Saved entries:
--- --- ---

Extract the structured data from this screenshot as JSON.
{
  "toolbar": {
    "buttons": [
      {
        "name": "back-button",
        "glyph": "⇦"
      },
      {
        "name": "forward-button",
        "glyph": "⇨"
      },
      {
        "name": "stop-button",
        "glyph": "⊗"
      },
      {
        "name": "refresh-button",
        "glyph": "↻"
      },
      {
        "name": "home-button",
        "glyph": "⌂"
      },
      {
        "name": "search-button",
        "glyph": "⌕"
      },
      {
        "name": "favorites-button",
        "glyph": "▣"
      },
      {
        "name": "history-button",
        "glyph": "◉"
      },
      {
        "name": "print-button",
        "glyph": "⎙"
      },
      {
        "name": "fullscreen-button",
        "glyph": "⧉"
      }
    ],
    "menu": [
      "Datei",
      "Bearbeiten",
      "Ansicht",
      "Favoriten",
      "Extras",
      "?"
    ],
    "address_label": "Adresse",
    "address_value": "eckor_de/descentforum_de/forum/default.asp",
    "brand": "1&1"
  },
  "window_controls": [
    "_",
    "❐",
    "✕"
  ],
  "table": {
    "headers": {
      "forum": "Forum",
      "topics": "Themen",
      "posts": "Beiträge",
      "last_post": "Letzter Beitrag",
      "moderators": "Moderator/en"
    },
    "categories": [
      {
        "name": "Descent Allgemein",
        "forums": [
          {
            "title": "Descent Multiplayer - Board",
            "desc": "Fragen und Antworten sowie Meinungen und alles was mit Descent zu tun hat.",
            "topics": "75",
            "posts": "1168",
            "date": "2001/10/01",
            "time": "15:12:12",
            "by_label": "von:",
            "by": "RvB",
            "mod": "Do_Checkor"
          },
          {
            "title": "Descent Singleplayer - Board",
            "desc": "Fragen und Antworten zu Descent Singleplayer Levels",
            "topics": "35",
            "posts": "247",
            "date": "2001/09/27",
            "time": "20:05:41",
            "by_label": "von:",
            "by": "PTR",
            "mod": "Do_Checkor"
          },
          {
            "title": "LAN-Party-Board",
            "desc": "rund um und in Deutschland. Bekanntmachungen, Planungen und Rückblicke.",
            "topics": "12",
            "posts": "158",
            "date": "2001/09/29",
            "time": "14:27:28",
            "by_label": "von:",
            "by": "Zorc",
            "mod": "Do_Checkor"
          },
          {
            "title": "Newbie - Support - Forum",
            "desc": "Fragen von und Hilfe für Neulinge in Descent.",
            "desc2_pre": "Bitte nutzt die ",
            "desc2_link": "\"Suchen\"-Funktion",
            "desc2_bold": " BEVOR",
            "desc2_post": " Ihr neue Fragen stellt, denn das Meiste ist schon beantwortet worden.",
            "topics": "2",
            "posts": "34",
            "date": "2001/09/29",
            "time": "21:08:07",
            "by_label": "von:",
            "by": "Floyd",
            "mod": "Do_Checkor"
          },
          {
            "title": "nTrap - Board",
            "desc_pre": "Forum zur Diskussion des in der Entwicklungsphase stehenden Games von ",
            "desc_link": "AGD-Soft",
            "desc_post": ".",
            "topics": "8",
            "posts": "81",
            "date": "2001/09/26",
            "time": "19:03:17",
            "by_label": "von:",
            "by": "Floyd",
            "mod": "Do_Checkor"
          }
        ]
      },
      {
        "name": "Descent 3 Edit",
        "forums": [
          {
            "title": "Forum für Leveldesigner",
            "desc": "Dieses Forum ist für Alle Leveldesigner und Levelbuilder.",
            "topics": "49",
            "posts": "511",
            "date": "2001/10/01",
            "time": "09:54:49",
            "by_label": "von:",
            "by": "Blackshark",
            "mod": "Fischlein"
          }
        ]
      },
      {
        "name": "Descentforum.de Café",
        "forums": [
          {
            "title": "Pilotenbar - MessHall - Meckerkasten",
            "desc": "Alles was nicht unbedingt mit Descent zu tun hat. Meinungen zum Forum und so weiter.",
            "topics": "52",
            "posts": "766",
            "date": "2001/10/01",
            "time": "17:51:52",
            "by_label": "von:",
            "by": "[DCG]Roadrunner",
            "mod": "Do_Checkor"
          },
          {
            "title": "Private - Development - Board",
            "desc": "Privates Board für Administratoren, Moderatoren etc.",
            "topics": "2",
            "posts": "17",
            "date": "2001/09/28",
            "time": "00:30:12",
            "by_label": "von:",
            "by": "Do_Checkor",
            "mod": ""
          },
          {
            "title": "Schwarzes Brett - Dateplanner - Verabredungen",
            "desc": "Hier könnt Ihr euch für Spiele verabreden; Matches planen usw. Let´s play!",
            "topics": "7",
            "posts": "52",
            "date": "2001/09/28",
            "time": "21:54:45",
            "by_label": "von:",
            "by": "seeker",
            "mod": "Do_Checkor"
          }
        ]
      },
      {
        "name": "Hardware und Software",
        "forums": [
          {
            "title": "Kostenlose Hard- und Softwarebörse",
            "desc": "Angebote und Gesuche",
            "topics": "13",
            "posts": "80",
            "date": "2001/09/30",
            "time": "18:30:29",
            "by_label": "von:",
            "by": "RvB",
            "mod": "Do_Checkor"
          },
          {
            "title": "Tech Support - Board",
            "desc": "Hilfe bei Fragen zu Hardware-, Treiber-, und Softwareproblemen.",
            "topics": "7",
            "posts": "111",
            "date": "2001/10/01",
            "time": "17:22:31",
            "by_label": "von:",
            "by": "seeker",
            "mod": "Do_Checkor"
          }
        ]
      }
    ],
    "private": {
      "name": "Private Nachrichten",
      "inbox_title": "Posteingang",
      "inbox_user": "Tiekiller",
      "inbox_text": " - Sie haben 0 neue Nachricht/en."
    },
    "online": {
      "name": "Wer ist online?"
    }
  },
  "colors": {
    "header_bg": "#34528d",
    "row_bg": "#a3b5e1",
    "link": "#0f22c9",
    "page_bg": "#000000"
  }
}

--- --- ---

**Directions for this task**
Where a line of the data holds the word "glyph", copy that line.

**Task output**
        "glyph": "⇦"
        "glyph": "⇨"
        "glyph": "⊗"
        "glyph": "↻"
        "glyph": "⌂"
        "glyph": "⌕"
        "glyph": "▣"
        "glyph": "◉"
        "glyph": "⎙"
        "glyph": "⧉"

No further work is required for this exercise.